I had my biggest adventure in Hon. when I made the north return from Panama.
From Tegucigalpa I headed N/E to the Caribbean. Through Talanga, Campamento, Juticalpa, Gualaco, San Estaban, Truillo at the Caribbean then up the cost through Le Ceiba to Choloma and then crossed into Guat at Copan.
1/3 of the ride was on dirt with some very remote areas. I'm a free dive nut
(as well as a nut in general) and found the Caribbean not so great. Quite an adventure and enjoyed the scenery and people I met. Quite a few astonished stares to see a Gringo in them parts.
I wanted to ride to Punta Sal, "Amazon of C.A.," but couldn't be sure my bike would be safe when I went on a expedition into the jungle, was advised that road was terrible too.
We entered Honduras through the northern border crossing from Guatemala. Roatan was the highlight of our time in Central America because we enjoyed the snorkeling. Not really related to bike riding, but it was a nice little holiday.
Just be careful when going to Tegucigalpa because there was a surprising lack of hotels! So give yourself time to search, or don't plan on staying there haha.
We had fun in Honduras because we were visiting friends and never had any issues with security. For that matter we never had any issues with the infamous Honduras police either.
i crossed into Honduras on that little hwy near Belize border. i remember border cross was a hassel in '04 coz they didnt have stamps. the next town 15 mins away was a dive. in Ceiba, outside town a bit south was a nice old hotel, cheap, rite on the water. then i took ferry out to utila for fun scuba and parties, left my bike at hotel no worries. utila is the cheapest diving in the world and really nice. snorklin also fun. then the big city, san pedro? i guess, inland, felt quite dangerous so be careful. dani town in south was quaint and pleasant.
"I just wanted to say thanks for doing this and sharing so much with the rest of us." Dave, USA
"Your website is a mecca of valuable information and the DVD series is informative, entertaining, and inspiring! The new look of the website is very impressive, updated and catchy. Thank you so very much!" Jennifer, Canada
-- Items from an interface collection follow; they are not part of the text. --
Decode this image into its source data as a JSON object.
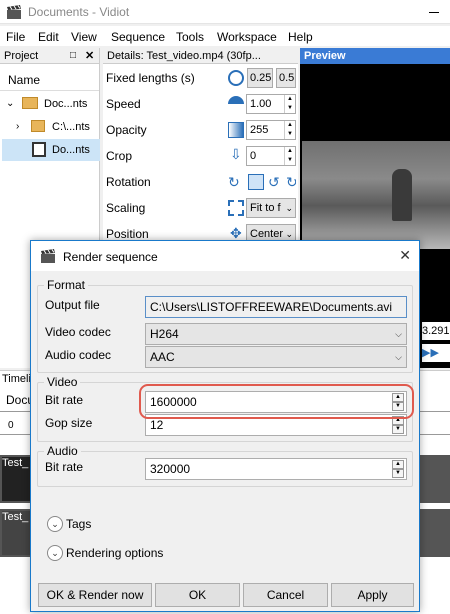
{
  "window": {
    "title": "Documents - Vidiot"
  },
  "menu": [
    "File",
    "Edit",
    "View",
    "Sequence",
    "Tools",
    "Workspace",
    "Help"
  ],
  "project": {
    "title": "Project",
    "column": "Name",
    "items": [
      "Doc...nts",
      "C:\\...nts",
      "Do...nts"
    ]
  },
  "details": {
    "title": "Details: Test_video.mp4 (30fp...",
    "rows": [
      {
        "label": "Fixed lengths (s)",
        "values": [
          "0.25",
          "0.5"
        ]
      },
      {
        "label": "Speed",
        "value": "1.00"
      },
      {
        "label": "Opacity",
        "value": "255"
      },
      {
        "label": "Crop",
        "value": "0"
      },
      {
        "label": "Rotation"
      },
      {
        "label": "Scaling",
        "value": "Fit to f"
      },
      {
        "label": "Position",
        "value": "Center"
      }
    ]
  },
  "preview": {
    "title": "Preview",
    "time_partial": "3.291"
  },
  "timeline": {
    "tab_partial": "Timelin",
    "seq_partial": "Docu",
    "ruler_zero": "0",
    "clips": [
      "Test_",
      "Test_"
    ]
  },
  "dialog": {
    "title": "Render sequence",
    "format": {
      "group": "Format",
      "output_label": "Output file",
      "output_value": "C:\\Users\\LISTOFFREEWARE\\Documents.avi",
      "vcodec_label": "Video codec",
      "vcodec_value": "H264",
      "acodec_label": "Audio codec",
      "acodec_value": "AAC"
    },
    "video": {
      "group": "Video",
      "bitrate_label": "Bit rate",
      "bitrate_value": "1600000",
      "gop_label": "Gop size",
      "gop_value": "12"
    },
    "audio": {
      "group": "Audio",
      "bitrate_label": "Bit rate",
      "bitrate_value": "320000"
    },
    "tags_label": "Tags",
    "rendering_label": "Rendering options",
    "buttons": {
      "render": "OK & Render now",
      "ok": "OK",
      "cancel": "Cancel",
      "apply": "Apply"
    }
  },
  "colors": {
    "accent": "#1979ca",
    "highlight": "#e05a4e",
    "preview_header": "#3a7bd5"
  }
}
"...Great site. Keep up the good work." Murray and Carmen, Australia
"We just finished a 7 month 22,000+ mile scouting trip from Alaska to the bottom of Chile and I can't tell you how many times we referred to your site for help. From how to adjust your valves, to where to stay in the back country of Peru. Horizons Unlimited was a key player in our success. Motorcycle enthusiasts from around the world are in debt to your services." Alaska Riders
10th Annual HU Travellers Photo Contest is on now! This is an opportunity for YOU to show us your best photos and win prizes!
Global Rescue is the premier provider of medical, security and evacuation services worldwide and is the only company that will come to you, wherever you are, and evacuate you to your home hospital of choice. Additionally, Global Rescue places no restrictions on country of citizenship - all nationalities are eligible to sign-up!
Horizons Unlimited is not a big multi-national company, just two people who love motorcycle travel and have grown what started as a hobby in 1997 into a full time job (usually 8-10 hours per day and 7 days a week) and a labour of love. To keep it going and a roof over our heads, we run events (22 this year!); we sell inspirational and informative DVDs; we have a few selected advertisers; and we make a small amount from memberships.
You don't have to be a Member to come to an HU meeting, access the website, the HUBB or
to receive the e-zine. What you get for your membership contribution is our sincere gratitude, good karma and
knowing that you're helping to keep the motorcycle travel dream alive. Contributing Members and Gold Members do get additional features on the HUBB. Here's a list of all the Member benefits on the HUBB.